[INSTRUCTIONS FOR THE TASK]: Give the total of lines holding the word "Formatting" in the records below, and nothing else.

[RAW DATA]:
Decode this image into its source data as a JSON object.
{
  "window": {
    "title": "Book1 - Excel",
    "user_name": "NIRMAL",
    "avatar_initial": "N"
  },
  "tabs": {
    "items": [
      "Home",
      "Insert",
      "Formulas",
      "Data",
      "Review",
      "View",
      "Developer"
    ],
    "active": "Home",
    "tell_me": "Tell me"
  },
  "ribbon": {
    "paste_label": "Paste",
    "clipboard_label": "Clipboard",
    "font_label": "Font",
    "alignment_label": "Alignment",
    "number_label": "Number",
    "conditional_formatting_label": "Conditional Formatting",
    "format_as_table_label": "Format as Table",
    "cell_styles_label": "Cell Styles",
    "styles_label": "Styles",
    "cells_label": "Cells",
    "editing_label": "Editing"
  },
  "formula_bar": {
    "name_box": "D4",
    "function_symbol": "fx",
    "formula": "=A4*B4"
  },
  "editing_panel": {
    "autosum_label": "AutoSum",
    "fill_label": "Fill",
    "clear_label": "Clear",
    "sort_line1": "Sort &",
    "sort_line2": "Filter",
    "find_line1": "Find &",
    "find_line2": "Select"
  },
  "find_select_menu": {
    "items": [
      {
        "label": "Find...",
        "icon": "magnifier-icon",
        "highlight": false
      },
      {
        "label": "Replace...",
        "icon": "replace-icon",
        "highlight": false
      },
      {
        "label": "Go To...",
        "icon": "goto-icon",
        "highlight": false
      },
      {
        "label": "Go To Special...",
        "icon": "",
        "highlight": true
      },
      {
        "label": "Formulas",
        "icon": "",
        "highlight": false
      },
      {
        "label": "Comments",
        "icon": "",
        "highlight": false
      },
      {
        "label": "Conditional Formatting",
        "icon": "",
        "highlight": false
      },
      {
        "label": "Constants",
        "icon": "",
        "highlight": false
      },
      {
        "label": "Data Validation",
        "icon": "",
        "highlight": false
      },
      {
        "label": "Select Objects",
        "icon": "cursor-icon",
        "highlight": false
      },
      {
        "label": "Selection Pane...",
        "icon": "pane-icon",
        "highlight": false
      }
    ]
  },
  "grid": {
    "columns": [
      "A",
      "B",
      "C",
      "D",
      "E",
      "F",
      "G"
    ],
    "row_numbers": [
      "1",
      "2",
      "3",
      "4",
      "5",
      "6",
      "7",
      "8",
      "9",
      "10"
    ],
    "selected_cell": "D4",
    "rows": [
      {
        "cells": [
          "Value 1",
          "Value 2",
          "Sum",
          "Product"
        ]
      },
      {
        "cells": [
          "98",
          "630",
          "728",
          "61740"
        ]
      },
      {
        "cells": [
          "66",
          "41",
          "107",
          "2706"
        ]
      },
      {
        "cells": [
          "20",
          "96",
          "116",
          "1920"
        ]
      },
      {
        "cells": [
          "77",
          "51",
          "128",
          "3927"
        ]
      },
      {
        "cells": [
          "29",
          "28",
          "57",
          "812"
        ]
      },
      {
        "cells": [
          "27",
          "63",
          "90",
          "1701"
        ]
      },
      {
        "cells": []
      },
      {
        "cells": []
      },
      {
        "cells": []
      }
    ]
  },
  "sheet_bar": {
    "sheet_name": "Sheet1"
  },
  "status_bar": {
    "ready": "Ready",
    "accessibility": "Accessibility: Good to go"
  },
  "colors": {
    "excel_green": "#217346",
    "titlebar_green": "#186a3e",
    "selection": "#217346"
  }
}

[RESPONSE BELOW]: 2